I also took a moment to remember the exercises I did with Nancy earlier in the day with the Sally Swift Centered Riding book. We had a great morning doing some floor exercises that really impacted awareness of body- and how tension and balance affect everything.
I felt grounded and balanced and comfortable. At least at the walk.
Then we stopped again and I wanted to ask her with my legs to move her front end around her hind. I was able to get her to do this as well using the same techniques I watched. I touched her with my foot slightly forward and after she realized I didn’t want her to go forward she did step around. I could easily get her to take a few steps in each direction pivoting on her hind.
When I came home and re-watched the same segment I saw that Buck didn’t actually even touch the horse with his foot. He just pushed his leg forward and hovered it near the front end.
I hadn’t picked that up the first time. That’s pretty light right there. Not actually touching. Hovering.
The last thing we did was some trotting around the outside rail. No problem asking for a trot- but she still pushes me inside (same thing she used to do at Pam’s). Maybe it’s me? Either way I had to ask her loudly to get back to the outside. Leg and rein. She did it, but she was pushing me in. My decision was that once I got one complete time around with her willingly staying out on the rail we’d finish for the day.
About the 3rd or 4th time around we got a nice clean run and I stopped, got off and rubbed her:
Good job. That’s it! We’re done.

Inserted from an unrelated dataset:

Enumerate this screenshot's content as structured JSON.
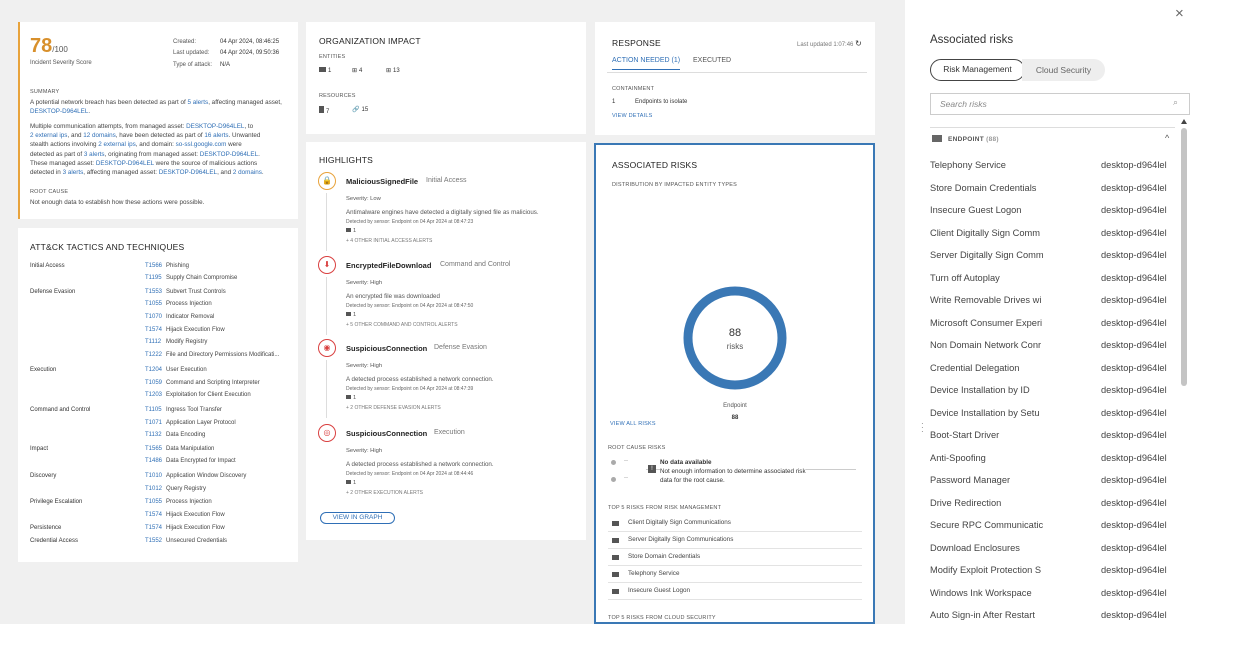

I put her out and brought Faygo in to do a quick pony ride up and down the mountain with one of the farm horses (who need a little exercise). We had a nice ride in the first snow flurry I’ve ridden in this season.
This time we took Bo- a handsome horse that wasn’t gelded until he was in his teens. He’s a good horse, but needs a leader. I didn’t know how well he’d pony, but if any horse can give it a go at keeping him in line it’s Faygo. For the most part he did a great job. Once we turned home he tried to run ahead of us, see if he could turn his butt toward Faygo, he was too close in our space (walking so close he was touching us with his body!) and then out of frustration nipping at Faygo’s neck (which is too close to my leg!).
Enough- I stopped and asked him to step back. He did not.
He nosed his head toward my leg and braced.
I sat there on Faygo and bopped his rope halter to ask him to back up calmly and rhythmically.
For a long time (it felt like).
I watched for anything.
Finally a change in his body and his weight BARELY shifted.
I paused- then started again.
He stepped back!
Paused again and got one more step back.
Waited for a moment… the chance for it to sink in.
Then we walked off nicely. He stayed right at my elbow- a gentleman for the rest of the ride in.
I was getting cold as the sun was getting close to setting. I was reminded about one more Sally Swift thought.
My toes. (are cold!)
Are my toes loose?
Now they are.
I spent some time thinking about wiggling my toes in my boots and feeling my ankle stay loose and flexible.
Was a good day of being aware, and we’ll be hunting the feel for a long time I think.